_Entries shown:_
= Beginning of Section =

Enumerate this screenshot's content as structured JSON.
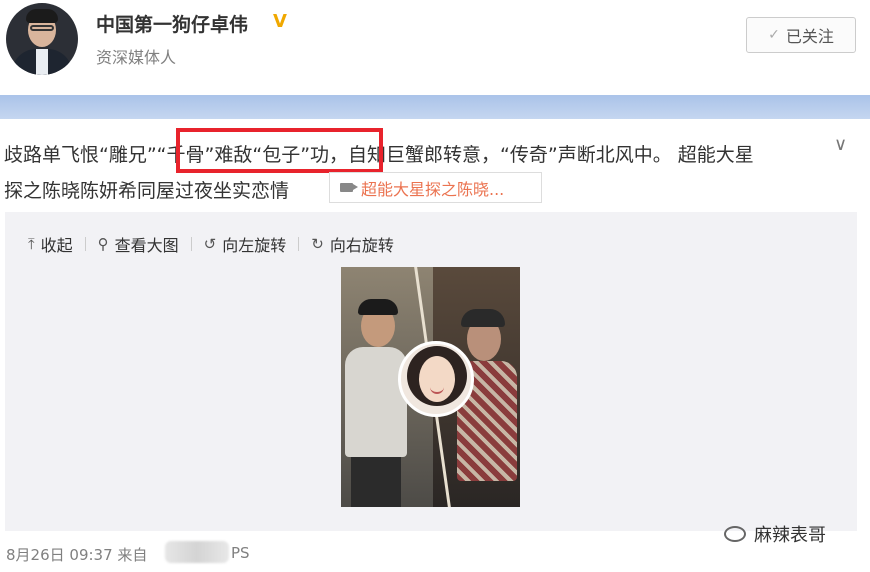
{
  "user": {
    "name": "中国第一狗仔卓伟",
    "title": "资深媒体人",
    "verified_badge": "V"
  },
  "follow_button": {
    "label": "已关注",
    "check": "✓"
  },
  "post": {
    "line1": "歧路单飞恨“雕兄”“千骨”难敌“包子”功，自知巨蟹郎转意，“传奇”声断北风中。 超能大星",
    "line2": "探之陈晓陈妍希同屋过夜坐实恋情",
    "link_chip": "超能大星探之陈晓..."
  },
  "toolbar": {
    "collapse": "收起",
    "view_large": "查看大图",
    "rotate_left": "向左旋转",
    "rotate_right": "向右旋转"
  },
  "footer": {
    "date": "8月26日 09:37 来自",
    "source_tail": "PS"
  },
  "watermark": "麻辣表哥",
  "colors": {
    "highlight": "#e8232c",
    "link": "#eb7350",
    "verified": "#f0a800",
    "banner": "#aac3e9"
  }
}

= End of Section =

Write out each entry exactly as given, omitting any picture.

_Output for this task:_
Enumerate this screenshot's content as structured JSON.
{
  "user": {
    "name": "中国第一狗仔卓伟",
    "title": "资深媒体人",
    "verified_badge": "V"
  },
  "follow_button": {
    "label": "已关注",
    "check": "✓"
  },
  "post": {
    "line1": "歧路单飞恨“雕兄”“千骨”难敌“包子”功，自知巨蟹郎转意，“传奇”声断北风中。 超能大星",
    "line2": "探之陈晓陈妍希同屋过夜坐实恋情",
    "link_chip": "超能大星探之陈晓..."
  },
  "toolbar": {
    "collapse": "收起",
    "view_large": "查看大图",
    "rotate_left": "向左旋转",
    "rotate_right": "向右旋转"
  },
  "footer": {
    "date": "8月26日 09:37 来自",
    "source_tail": "PS"
  },
  "watermark": "麻辣表哥",
  "colors": {
    "highlight": "#e8232c",
    "link": "#eb7350",
    "verified": "#f0a800",
    "banner": "#aac3e9"
  }
}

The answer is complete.